Work instruction: Look below and pull out each line with the word "JSON".

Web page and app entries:
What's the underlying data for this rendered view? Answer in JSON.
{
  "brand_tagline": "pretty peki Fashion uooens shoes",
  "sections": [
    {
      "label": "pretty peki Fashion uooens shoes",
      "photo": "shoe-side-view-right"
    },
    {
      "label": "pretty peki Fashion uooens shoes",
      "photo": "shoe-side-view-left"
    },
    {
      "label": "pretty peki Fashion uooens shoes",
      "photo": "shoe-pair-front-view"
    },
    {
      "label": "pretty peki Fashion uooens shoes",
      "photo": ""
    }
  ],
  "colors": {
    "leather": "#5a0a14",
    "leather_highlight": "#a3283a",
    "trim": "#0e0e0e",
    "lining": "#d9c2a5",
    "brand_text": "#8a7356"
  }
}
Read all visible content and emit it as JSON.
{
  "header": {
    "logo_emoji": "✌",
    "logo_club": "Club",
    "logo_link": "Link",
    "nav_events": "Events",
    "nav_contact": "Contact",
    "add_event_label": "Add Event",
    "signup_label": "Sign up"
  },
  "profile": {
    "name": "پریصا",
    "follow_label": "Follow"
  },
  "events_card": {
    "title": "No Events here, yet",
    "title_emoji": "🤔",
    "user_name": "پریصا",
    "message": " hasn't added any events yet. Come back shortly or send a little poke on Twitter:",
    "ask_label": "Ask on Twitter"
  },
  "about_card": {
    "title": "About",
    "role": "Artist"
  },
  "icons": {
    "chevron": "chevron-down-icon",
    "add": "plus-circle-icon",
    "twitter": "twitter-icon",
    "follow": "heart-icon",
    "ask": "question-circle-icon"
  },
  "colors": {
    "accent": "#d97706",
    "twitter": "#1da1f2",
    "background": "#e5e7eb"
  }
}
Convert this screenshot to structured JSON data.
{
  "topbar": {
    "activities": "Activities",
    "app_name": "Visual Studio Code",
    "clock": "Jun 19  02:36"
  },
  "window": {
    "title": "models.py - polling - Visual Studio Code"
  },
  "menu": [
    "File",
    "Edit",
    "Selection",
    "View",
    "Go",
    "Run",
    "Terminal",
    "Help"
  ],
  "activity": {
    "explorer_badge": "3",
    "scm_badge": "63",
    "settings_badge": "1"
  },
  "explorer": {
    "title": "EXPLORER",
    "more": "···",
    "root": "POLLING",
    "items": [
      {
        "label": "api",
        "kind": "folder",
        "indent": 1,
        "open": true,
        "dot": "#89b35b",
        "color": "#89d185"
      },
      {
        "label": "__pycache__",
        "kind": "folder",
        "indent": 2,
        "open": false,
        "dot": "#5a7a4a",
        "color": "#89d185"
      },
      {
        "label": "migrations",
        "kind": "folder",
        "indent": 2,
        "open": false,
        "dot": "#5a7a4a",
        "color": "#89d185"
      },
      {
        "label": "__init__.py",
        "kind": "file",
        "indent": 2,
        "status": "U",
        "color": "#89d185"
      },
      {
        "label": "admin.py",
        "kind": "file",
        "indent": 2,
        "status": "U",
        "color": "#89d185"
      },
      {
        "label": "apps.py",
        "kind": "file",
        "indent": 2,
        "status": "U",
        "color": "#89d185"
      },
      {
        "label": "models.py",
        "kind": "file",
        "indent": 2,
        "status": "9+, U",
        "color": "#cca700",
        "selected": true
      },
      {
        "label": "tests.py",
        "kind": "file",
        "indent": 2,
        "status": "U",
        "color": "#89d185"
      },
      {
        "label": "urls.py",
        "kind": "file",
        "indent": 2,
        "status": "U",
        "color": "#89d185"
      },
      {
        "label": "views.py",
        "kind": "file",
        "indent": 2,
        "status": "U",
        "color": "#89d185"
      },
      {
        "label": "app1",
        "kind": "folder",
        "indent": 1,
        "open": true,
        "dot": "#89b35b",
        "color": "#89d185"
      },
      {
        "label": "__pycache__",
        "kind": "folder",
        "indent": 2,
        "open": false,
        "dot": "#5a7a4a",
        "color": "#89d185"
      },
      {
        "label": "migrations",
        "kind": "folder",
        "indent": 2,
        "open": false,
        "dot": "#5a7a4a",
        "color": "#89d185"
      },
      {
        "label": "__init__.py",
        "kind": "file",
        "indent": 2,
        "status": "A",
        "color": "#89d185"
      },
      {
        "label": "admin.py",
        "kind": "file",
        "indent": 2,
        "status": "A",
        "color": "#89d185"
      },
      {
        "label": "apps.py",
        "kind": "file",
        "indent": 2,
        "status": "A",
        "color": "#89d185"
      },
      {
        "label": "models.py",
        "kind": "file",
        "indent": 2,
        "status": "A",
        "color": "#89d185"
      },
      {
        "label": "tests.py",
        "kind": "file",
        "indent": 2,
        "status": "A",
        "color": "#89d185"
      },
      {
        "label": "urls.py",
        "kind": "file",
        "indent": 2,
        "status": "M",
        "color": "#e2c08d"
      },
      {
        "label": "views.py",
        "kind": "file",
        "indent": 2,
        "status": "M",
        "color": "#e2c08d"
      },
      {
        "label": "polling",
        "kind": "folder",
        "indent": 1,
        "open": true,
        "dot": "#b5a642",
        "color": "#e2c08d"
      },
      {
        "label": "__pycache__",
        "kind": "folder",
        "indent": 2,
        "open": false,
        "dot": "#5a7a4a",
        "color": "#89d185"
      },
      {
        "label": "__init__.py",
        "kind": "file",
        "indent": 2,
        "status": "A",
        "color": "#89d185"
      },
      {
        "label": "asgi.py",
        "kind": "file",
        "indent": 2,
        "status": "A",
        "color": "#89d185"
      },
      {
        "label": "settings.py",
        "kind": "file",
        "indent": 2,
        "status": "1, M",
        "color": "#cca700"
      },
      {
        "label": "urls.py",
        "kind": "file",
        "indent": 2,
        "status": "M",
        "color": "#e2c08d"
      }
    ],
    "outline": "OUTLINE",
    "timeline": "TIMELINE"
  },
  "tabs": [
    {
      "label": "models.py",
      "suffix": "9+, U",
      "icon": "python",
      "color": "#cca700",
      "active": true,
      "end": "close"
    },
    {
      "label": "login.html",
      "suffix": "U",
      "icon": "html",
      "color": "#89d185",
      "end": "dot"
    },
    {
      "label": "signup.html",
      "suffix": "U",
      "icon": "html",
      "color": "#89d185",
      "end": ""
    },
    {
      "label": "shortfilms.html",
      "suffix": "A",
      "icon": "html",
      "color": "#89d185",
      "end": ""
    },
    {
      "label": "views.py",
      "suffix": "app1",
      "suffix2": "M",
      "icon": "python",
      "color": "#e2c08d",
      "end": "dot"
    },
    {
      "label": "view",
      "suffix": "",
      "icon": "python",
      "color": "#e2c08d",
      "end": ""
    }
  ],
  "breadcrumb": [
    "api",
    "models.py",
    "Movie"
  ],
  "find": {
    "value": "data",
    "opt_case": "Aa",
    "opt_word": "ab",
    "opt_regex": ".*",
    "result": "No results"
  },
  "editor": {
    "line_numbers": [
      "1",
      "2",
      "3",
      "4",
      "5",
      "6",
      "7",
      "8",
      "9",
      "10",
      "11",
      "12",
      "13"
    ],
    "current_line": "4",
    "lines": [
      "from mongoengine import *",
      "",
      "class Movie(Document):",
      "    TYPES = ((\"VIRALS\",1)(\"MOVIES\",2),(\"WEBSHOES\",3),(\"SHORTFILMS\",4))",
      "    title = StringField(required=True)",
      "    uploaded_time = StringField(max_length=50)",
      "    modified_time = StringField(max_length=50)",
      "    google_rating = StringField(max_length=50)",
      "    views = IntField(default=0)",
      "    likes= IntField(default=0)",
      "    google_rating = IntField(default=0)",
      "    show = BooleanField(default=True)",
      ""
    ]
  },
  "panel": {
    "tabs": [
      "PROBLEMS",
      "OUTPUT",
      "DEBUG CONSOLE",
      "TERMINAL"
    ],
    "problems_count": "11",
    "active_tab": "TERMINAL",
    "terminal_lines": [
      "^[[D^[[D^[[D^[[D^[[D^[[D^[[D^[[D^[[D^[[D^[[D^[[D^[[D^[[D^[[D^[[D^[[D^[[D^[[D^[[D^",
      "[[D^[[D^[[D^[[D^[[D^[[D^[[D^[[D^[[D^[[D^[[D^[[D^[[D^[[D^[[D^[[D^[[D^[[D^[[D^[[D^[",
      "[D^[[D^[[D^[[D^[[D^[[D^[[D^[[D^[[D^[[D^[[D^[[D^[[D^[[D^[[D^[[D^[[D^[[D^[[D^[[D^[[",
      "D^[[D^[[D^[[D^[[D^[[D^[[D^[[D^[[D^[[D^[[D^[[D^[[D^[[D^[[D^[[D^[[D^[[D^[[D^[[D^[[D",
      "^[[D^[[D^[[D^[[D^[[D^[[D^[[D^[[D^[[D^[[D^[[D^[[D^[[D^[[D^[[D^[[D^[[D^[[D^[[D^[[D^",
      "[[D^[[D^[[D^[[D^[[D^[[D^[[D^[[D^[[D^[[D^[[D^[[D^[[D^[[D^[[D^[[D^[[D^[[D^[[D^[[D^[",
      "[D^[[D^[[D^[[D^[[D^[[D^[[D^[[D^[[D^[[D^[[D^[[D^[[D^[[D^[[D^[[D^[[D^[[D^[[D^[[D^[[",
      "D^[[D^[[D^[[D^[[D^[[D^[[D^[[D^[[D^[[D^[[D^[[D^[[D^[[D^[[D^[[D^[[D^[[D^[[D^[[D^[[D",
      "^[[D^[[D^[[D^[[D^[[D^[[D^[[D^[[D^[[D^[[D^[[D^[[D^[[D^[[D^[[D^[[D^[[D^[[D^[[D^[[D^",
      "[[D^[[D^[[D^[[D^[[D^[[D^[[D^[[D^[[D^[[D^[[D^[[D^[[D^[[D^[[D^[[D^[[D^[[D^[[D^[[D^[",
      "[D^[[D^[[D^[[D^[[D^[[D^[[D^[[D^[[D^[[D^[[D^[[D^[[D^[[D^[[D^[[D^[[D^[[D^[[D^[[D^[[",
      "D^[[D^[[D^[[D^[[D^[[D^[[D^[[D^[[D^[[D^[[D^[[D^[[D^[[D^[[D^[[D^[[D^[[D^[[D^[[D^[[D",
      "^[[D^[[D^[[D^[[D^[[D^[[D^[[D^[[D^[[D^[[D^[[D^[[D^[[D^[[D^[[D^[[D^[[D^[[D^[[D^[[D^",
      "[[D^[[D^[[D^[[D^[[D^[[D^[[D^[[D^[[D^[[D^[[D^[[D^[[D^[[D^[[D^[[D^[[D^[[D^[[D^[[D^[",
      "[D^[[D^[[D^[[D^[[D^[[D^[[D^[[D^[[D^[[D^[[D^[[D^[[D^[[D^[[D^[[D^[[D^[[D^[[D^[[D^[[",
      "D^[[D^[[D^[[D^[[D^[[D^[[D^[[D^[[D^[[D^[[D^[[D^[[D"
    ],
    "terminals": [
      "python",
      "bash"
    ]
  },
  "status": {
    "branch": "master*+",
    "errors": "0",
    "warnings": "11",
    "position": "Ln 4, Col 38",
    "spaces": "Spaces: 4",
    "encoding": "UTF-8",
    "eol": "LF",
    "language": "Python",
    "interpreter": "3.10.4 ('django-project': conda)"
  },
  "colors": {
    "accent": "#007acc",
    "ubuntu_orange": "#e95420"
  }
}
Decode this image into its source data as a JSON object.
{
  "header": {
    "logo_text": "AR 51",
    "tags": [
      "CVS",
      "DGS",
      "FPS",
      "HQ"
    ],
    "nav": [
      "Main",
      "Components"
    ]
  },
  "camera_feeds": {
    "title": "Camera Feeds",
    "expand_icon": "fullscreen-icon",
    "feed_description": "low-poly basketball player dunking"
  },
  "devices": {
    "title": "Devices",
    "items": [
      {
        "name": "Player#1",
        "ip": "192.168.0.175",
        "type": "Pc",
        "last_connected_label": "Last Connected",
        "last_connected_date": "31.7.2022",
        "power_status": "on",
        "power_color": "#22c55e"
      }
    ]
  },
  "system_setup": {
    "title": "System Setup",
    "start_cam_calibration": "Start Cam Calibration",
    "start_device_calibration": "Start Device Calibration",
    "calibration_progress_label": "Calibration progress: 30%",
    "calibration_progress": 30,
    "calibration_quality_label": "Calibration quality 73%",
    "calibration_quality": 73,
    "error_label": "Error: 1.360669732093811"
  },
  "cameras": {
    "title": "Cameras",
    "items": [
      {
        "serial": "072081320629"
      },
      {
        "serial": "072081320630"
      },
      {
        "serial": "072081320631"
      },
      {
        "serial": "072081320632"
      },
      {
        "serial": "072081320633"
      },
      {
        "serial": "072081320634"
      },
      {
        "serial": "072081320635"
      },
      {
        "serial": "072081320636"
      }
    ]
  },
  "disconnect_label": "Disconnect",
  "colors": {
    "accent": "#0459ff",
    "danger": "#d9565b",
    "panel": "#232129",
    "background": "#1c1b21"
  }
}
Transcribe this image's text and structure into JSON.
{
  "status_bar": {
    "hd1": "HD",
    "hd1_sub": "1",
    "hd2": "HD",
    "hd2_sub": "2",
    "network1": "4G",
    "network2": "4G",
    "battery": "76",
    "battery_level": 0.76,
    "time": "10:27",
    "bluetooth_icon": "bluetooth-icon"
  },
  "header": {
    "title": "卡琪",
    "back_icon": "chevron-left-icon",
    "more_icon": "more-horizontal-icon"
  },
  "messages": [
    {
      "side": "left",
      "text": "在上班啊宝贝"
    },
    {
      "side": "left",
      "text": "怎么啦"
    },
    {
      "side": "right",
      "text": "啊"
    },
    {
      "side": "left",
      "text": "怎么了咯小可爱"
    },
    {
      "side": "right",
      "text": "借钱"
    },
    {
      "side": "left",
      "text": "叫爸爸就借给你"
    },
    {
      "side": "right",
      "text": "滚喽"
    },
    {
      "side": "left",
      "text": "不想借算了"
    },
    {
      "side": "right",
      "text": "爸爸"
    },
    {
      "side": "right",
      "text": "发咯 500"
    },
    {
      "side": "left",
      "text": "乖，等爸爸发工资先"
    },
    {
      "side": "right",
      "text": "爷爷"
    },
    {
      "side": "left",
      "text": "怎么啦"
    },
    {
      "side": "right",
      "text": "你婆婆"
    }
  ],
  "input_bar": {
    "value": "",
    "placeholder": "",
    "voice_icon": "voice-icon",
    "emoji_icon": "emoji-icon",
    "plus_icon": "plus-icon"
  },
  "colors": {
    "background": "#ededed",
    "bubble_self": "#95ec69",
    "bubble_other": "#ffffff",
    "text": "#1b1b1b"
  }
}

Your solution:
What's the underlying data for this rendered view? Answer in JSON.
Read all visible content and emit it as JSON.
Convert this screenshot to structured JSON data.
Decode this image into its source data as a JSON object.
Transcribe this image's text and structure into JSON.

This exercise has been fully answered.